The complete set of records should be given again verbatim.
┌──
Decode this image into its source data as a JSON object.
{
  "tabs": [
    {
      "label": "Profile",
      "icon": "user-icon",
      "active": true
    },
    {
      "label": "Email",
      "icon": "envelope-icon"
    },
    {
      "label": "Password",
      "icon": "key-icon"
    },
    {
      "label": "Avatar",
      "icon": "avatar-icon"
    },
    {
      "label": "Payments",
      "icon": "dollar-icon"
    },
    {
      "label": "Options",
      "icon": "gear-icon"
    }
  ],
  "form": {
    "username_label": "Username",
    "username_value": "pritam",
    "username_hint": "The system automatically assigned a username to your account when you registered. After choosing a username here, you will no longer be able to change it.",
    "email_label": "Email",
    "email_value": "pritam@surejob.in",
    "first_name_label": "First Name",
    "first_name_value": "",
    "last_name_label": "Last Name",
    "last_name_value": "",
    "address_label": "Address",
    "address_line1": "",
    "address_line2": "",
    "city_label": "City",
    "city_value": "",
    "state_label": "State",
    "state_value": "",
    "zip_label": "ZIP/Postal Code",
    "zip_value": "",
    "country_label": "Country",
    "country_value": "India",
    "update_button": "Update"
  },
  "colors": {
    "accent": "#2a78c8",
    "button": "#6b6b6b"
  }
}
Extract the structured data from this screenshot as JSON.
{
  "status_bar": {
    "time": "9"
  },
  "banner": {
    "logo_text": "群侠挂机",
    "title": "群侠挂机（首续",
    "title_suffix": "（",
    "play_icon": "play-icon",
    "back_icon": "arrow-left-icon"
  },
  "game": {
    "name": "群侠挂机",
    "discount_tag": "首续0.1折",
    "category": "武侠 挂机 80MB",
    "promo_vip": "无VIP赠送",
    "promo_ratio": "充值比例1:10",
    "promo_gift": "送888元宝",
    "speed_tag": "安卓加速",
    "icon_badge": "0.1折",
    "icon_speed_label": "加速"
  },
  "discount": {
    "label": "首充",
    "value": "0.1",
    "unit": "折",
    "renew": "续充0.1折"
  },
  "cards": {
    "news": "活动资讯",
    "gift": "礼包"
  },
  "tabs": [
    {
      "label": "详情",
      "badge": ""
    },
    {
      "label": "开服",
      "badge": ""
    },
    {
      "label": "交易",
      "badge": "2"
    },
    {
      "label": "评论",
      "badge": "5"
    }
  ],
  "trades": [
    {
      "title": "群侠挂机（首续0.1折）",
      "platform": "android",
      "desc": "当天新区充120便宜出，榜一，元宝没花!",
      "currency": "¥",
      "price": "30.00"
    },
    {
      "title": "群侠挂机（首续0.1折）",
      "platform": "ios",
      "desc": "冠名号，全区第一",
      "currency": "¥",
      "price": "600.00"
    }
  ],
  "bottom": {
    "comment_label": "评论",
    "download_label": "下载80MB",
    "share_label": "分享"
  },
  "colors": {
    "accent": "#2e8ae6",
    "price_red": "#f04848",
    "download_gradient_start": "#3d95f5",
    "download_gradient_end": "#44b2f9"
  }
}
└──
Result of this task:
Decode this image into its source data as a JSON object.
{
  "tabs": [
    {
      "label": "Profile",
      "icon": "user-icon",
      "active": true
    },
    {
      "label": "Email",
      "icon": "envelope-icon"
    },
    {
      "label": "Password",
      "icon": "key-icon"
    },
    {
      "label": "Avatar",
      "icon": "avatar-icon"
    },
    {
      "label": "Payments",
      "icon": "dollar-icon"
    },
    {
      "label": "Options",
      "icon": "gear-icon"
    }
  ],
  "form": {
    "username_label": "Username",
    "username_value": "pritam",
    "username_hint": "The system automatically assigned a username to your account when you registered. After choosing a username here, you will no longer be able to change it.",
    "email_label": "Email",
    "email_value": "pritam@surejob.in",
    "first_name_label": "First Name",
    "first_name_value": "",
    "last_name_label": "Last Name",
    "last_name_value": "",
    "address_label": "Address",
    "address_line1": "",
    "address_line2": "",
    "city_label": "City",
    "city_value": "",
    "state_label": "State",
    "state_value": "",
    "zip_label": "ZIP/Postal Code",
    "zip_value": "",
    "country_label": "Country",
    "country_value": "India",
    "update_button": "Update"
  },
  "colors": {
    "accent": "#2a78c8",
    "button": "#6b6b6b"
  }
}
Extract the structured data from this screenshot as JSON.
{
  "status_bar": {
    "time": "9"
  },
  "banner": {
    "logo_text": "群侠挂机",
    "title": "群侠挂机（首续",
    "title_suffix": "（",
    "play_icon": "play-icon",
    "back_icon": "arrow-left-icon"
  },
  "game": {
    "name": "群侠挂机",
    "discount_tag": "首续0.1折",
    "category": "武侠 挂机 80MB",
    "promo_vip": "无VIP赠送",
    "promo_ratio": "充值比例1:10",
    "promo_gift": "送888元宝",
    "speed_tag": "安卓加速",
    "icon_badge": "0.1折",
    "icon_speed_label": "加速"
  },
  "discount": {
    "label": "首充",
    "value": "0.1",
    "unit": "折",
    "renew": "续充0.1折"
  },
  "cards": {
    "news": "活动资讯",
    "gift": "礼包"
  },
  "tabs": [
    {
      "label": "详情",
      "badge": ""
    },
    {
      "label": "开服",
      "badge": ""
    },
    {
      "label": "交易",
      "badge": "2"
    },
    {
      "label": "评论",
      "badge": "5"
    }
  ],
  "trades": [
    {
      "title": "群侠挂机（首续0.1折）",
      "platform": "android",
      "desc": "当天新区充120便宜出，榜一，元宝没花!",
      "currency": "¥",
      "price": "30.00"
    },
    {
      "title": "群侠挂机（首续0.1折）",
      "platform": "ios",
      "desc": "冠名号，全区第一",
      "currency": "¥",
      "price": "600.00"
    }
  ],
  "bottom": {
    "comment_label": "评论",
    "download_label": "下载80MB",
    "share_label": "分享"
  },
  "colors": {
    "accent": "#2e8ae6",
    "price_red": "#f04848",
    "download_gradient_start": "#3d95f5",
    "download_gradient_end": "#44b2f9"
  }
}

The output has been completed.